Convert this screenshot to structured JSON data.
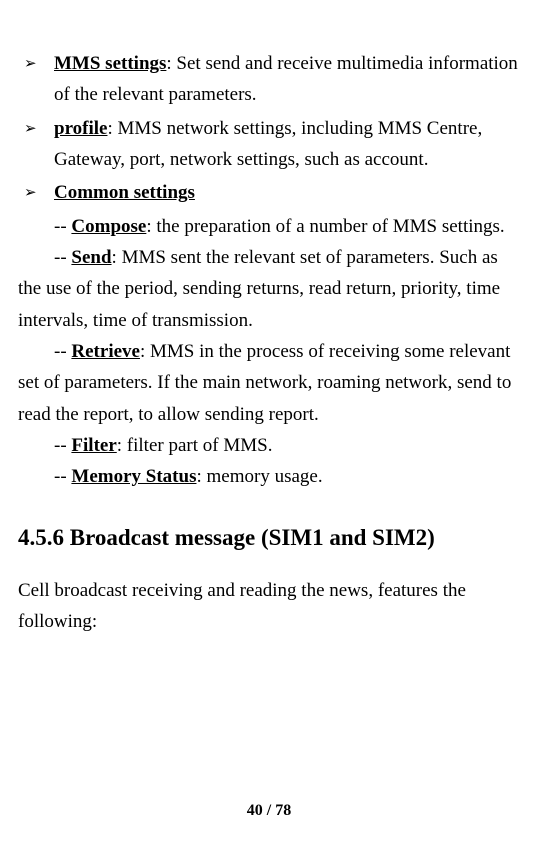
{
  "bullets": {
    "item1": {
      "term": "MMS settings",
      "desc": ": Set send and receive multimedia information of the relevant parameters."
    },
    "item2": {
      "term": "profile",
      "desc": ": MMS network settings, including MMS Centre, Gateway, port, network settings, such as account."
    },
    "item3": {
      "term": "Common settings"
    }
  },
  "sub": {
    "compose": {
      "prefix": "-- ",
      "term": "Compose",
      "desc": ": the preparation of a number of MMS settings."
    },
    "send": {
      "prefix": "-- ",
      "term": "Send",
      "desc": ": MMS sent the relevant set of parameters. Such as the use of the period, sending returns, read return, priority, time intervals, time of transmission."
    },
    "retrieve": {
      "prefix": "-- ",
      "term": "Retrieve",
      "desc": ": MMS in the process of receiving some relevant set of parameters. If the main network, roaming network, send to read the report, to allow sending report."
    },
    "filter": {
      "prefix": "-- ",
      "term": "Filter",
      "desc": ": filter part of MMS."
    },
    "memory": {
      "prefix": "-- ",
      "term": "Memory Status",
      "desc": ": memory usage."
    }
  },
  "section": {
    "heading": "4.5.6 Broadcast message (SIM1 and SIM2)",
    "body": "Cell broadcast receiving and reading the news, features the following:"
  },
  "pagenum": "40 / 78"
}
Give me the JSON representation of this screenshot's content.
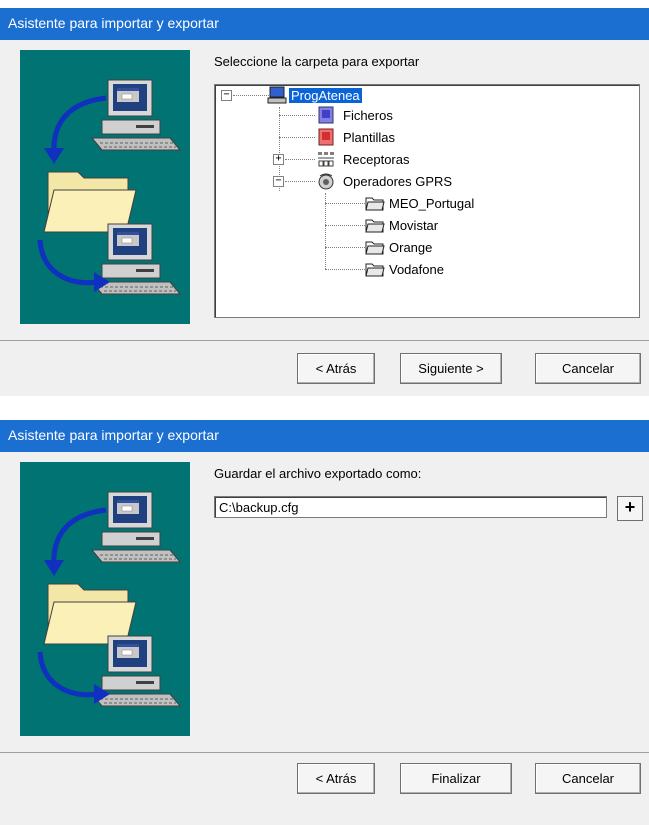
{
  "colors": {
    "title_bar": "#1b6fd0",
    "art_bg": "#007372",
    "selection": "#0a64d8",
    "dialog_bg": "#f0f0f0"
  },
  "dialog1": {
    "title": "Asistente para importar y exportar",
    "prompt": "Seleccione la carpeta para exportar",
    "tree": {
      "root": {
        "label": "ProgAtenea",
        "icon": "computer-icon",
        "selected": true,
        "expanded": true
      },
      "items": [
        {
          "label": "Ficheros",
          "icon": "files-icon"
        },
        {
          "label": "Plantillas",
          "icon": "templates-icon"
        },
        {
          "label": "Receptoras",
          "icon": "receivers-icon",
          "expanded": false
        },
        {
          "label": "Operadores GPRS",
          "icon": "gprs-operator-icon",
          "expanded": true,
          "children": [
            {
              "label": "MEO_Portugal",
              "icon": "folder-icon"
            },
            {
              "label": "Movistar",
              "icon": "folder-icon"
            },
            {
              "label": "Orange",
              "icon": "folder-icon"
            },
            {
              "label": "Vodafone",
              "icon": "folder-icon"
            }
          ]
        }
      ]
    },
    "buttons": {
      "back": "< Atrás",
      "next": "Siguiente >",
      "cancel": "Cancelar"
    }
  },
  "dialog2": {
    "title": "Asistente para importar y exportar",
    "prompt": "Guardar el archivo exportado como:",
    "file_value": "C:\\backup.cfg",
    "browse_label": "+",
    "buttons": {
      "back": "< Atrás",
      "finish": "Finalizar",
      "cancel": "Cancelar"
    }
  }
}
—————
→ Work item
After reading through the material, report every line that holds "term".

→ Exercise solution
      "term": "MMS settings",
      "term": "profile",
      "term": "Common settings"
      "term": "Compose",
      "term": "Send",
      "term": "Retrieve",
      "term": "Filter",
      "term": "Memory Status",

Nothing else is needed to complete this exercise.